CIS of Kalamazoo
Academic Assistance

All In For Students Award Recipient 2015: The award is presented to site coordinators who demonstrate an unwavering commitment to students. With acts of love and transformation, these Heroes are the best at what they do.

The College Club at the Spring Valley Center for Exploration meets once a week during recess in the school library. The students are finding out all about college life, researching those they might like to attend and learning to navigate the application process. Then at the end of their school year, the group of excited fifth graders writes letters and mails them off to college admissions offices as if they were prospective students.

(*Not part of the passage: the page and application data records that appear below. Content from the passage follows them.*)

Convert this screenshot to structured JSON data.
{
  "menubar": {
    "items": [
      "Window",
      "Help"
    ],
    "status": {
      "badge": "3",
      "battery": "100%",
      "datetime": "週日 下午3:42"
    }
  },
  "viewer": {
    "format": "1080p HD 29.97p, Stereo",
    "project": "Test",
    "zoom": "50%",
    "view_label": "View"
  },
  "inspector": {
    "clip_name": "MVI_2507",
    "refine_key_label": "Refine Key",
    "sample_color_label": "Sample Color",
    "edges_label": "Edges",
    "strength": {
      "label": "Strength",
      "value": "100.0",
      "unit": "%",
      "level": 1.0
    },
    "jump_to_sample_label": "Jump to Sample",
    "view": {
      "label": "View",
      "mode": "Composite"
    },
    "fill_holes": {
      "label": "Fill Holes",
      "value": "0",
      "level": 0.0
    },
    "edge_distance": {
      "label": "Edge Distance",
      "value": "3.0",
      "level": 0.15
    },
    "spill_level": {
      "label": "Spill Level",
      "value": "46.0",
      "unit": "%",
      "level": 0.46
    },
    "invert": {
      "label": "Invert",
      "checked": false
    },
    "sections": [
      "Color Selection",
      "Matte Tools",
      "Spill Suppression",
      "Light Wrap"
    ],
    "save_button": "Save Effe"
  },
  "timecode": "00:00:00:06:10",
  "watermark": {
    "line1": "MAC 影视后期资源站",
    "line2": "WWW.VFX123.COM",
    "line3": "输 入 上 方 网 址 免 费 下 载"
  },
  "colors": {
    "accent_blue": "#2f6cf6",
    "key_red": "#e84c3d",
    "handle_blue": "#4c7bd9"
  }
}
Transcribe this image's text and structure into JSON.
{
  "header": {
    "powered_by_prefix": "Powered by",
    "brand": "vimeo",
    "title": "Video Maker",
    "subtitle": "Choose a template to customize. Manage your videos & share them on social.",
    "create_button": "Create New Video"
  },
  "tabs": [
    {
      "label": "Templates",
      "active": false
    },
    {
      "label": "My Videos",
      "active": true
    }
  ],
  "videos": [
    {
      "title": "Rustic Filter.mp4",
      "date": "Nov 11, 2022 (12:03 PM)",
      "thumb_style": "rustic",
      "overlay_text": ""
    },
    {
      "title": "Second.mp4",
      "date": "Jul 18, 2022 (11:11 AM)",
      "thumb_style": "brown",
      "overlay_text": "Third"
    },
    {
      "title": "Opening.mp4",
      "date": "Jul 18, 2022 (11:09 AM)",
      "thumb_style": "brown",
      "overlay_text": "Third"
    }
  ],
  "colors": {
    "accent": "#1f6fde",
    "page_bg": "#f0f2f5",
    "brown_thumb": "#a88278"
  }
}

“We want the kids to understand the process of going to college and to grasp what role they play in that. They don’t always think about it at a young age. And the earlier we start, the more success we will have,” said Martha Serio, a site coordinator for Communities In Schools of Kalamazoo, Mich., who started the club with an eye toward the students’ futures. “And I don’t even have to recruit these kids, they come and ask me, ‘Can I please be in College Club?’”

The inspiration behind the College Club is the Kalamazoo Promise, an initiative created to provide students who attend Kalamazoo public schools with free tuition if they enroll in state universities in Michigan. But preparing her elementary school students for college barely scratches the surface regarding the commitment Serio has to the community at Spring Valley.

Since working at CIS of Kalamazoo for the past 10 years, Serio has brokered an extensive number of services for the students she supports. Basic needs are provided for with foodpacks, the CIS Kids’ Closet — distributing clothing and hygiene items — the First Day Shoe Fund, Warm Kids-Winter Gear, a dental clinic and vision assistance. Other programs, like Girls on the Run, Literacy Buddies — funded through State Farm — the School Carnival, drama club and the Writer’s Workshop are all centered on meeting academic needs and the needs of the whole child.

“Her dedication to the school and our families, her hard work ethic and her resourcefulness make her an invaluable asset to our school,” said Spring Valley Principal, William Hawkins.

Deeply committed to equality and leveling the playing field for all students regardless of race, culture or socioeconomic status, Serio manages a caseload in which 88 percent of her children are economically disadvantaged.

Receiving good news about a third-grade student she had been working with shines a light on the depth that Serio goes to when it comes to serving students.The young girl had an unstable home life and had been living with her grandmother. Serio monitored her emotional wellbeing and her academics, scheduled one-on-one counseling and connected the student with a tutor, doing whatever it takes to help her succeed. Serio also enrolled her into a new Writer’s Workshop program. It was the perfect fit.

“I found out she was taking her notebook home from the Writer’s Workshop so she could keep writing,” said a proud Serio. “I was so happy to hear we found her something she loves and is giving 150 percent. We worked with her and finally found something that is keeping her focused on her academics. We reached her.”

By keeping her on eye on her their futures’ and supporting their day-to-day basic needs, Serio is truly meeting the needs of the students at Spring Valley. 

In Michigan